== Segment start ==

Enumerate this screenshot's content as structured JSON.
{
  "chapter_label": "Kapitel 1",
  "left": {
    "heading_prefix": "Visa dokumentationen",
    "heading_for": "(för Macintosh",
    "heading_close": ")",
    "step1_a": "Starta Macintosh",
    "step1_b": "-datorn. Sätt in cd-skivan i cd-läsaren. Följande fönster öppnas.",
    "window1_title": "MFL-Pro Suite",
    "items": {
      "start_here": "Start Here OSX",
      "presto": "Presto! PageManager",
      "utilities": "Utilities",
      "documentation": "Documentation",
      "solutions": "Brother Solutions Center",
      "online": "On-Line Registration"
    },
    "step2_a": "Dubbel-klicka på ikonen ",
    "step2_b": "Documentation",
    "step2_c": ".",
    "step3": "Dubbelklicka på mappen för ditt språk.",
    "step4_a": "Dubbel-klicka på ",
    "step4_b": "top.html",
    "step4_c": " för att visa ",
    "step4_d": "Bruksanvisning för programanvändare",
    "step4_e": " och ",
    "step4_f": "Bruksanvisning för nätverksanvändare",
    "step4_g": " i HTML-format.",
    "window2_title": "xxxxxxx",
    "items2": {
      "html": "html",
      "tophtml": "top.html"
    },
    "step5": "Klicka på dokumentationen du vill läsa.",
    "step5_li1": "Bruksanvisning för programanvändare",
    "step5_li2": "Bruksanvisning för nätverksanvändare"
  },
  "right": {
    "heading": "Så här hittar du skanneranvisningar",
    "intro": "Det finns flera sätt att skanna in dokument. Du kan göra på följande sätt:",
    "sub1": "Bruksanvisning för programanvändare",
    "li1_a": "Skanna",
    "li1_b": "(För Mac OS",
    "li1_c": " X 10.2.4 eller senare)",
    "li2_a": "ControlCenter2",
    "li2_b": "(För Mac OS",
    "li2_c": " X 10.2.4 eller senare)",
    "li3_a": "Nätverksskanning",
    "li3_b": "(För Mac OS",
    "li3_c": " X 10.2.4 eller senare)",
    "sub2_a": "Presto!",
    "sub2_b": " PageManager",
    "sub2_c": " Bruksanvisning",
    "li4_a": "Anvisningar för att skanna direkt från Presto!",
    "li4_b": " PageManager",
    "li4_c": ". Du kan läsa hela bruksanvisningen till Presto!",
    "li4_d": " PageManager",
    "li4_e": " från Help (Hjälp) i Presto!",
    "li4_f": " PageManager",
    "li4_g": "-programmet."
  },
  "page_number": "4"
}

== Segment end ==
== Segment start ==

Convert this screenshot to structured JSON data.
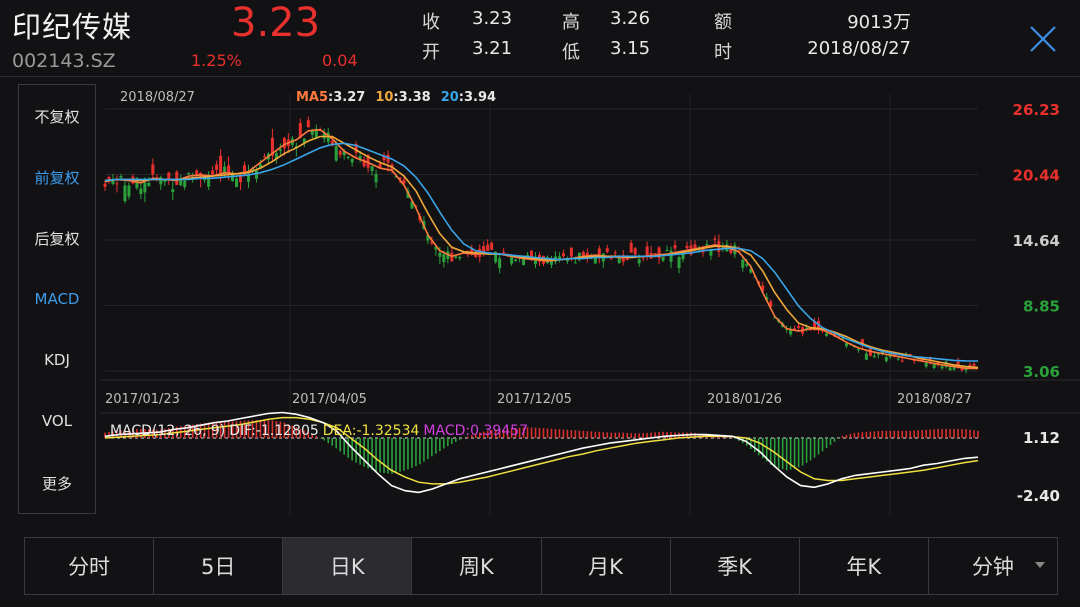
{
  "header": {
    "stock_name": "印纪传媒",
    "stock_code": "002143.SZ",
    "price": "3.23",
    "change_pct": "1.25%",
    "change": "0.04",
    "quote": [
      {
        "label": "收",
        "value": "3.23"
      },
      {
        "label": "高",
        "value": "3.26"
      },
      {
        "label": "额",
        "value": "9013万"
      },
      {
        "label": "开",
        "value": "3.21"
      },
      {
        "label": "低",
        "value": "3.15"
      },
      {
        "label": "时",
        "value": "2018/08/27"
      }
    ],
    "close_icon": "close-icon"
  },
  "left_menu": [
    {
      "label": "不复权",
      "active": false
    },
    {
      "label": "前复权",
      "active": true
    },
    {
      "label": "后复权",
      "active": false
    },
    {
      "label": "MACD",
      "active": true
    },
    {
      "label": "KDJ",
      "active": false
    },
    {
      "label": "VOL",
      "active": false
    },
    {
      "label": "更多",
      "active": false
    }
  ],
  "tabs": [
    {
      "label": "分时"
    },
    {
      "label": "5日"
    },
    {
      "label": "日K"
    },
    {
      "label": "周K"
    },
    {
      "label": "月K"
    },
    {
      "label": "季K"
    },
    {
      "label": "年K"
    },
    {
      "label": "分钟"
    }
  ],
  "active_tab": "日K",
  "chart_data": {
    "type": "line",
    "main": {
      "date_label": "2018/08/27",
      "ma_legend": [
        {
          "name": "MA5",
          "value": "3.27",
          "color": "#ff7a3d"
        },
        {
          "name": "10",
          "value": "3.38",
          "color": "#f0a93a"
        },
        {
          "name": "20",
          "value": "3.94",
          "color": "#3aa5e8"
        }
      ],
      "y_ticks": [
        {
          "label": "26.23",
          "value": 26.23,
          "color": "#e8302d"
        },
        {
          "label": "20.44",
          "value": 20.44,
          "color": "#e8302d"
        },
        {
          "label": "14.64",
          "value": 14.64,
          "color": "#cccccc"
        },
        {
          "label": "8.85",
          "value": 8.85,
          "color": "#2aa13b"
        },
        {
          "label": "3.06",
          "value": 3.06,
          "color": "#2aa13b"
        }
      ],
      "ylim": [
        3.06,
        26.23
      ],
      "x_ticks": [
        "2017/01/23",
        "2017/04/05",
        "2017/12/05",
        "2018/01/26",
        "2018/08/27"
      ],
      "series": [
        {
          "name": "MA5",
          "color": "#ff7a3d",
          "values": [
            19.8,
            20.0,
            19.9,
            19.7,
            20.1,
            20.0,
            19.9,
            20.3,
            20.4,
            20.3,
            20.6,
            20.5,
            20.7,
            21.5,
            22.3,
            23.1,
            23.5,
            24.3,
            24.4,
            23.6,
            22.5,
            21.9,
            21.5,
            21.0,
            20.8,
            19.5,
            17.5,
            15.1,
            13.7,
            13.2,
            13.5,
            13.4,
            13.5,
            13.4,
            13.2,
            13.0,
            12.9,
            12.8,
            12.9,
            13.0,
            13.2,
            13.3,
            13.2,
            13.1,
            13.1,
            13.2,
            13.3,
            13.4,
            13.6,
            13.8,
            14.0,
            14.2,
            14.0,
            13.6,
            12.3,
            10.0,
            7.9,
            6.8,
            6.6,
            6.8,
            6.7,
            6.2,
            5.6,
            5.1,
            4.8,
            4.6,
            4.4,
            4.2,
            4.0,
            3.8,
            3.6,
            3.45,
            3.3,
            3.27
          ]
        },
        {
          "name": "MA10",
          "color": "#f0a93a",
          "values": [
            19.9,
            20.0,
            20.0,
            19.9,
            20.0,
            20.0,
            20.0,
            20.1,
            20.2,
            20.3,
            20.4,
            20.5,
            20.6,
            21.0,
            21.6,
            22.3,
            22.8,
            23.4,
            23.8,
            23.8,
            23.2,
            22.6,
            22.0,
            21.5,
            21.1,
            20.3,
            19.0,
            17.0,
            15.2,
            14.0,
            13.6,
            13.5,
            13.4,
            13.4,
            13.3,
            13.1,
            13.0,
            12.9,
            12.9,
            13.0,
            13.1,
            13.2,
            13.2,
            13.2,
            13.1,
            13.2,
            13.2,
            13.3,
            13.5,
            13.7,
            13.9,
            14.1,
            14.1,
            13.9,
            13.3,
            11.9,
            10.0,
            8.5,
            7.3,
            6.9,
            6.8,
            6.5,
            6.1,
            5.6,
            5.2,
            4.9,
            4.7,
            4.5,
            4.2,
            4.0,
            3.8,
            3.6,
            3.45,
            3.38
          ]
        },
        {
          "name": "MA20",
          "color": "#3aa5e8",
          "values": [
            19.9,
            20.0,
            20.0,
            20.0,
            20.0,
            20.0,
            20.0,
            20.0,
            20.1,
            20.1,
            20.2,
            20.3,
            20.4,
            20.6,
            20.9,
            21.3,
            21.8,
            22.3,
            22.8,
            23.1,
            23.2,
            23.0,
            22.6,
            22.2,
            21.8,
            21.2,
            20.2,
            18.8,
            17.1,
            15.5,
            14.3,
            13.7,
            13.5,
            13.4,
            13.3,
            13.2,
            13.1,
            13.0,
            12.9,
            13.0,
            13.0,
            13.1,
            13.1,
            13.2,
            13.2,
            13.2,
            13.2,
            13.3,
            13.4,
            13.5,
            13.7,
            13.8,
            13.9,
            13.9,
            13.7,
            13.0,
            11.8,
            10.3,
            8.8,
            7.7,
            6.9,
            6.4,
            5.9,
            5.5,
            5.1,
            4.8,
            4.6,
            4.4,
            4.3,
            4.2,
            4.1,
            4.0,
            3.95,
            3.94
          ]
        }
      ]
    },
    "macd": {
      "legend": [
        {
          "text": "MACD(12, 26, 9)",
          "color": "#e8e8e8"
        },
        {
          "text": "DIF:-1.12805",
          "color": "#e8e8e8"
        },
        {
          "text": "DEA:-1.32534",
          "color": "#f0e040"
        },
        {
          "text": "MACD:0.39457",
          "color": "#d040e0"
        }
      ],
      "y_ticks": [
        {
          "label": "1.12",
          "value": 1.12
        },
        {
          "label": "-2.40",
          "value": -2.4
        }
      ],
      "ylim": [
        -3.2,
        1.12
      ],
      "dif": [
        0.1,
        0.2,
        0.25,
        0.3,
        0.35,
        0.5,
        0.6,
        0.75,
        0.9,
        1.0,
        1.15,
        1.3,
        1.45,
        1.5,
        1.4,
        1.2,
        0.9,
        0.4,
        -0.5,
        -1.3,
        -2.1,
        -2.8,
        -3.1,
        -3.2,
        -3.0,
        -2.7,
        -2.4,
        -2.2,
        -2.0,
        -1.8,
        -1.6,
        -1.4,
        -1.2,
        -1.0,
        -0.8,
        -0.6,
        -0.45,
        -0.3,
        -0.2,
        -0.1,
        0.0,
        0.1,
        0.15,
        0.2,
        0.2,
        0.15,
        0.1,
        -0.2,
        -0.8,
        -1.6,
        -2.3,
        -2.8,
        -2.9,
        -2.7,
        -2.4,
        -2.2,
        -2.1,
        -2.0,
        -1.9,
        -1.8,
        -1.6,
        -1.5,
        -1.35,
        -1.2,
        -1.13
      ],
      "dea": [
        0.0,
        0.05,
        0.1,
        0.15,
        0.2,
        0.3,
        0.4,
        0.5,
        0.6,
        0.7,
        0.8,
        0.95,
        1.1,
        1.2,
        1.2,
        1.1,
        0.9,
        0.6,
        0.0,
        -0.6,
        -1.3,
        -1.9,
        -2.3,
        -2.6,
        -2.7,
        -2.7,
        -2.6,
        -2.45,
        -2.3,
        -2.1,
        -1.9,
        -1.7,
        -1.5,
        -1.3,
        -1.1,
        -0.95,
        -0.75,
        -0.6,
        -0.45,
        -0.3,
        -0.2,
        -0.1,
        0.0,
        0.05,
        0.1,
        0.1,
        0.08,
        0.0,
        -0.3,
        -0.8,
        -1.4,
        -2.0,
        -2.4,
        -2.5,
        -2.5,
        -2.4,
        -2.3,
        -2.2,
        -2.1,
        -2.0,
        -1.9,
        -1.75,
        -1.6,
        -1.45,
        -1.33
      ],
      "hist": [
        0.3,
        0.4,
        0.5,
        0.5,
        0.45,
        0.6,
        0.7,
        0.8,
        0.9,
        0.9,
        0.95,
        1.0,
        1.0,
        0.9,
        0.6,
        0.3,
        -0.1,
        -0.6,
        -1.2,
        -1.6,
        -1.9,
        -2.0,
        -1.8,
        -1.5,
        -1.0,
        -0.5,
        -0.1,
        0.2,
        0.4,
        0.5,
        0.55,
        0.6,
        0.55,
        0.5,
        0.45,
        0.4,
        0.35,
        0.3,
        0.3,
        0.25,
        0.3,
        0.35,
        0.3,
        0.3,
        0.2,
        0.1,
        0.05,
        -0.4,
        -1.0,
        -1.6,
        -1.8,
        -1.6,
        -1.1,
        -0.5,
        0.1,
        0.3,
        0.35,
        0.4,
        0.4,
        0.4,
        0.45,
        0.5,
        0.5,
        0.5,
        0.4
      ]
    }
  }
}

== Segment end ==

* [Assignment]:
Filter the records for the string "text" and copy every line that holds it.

* [Worked solution]:
          "text": "MACD(12, 26, 9)",
          "text": "DIF:-1.12805",
          "text": "DEA:-1.32534",
          "text": "MACD:0.39457",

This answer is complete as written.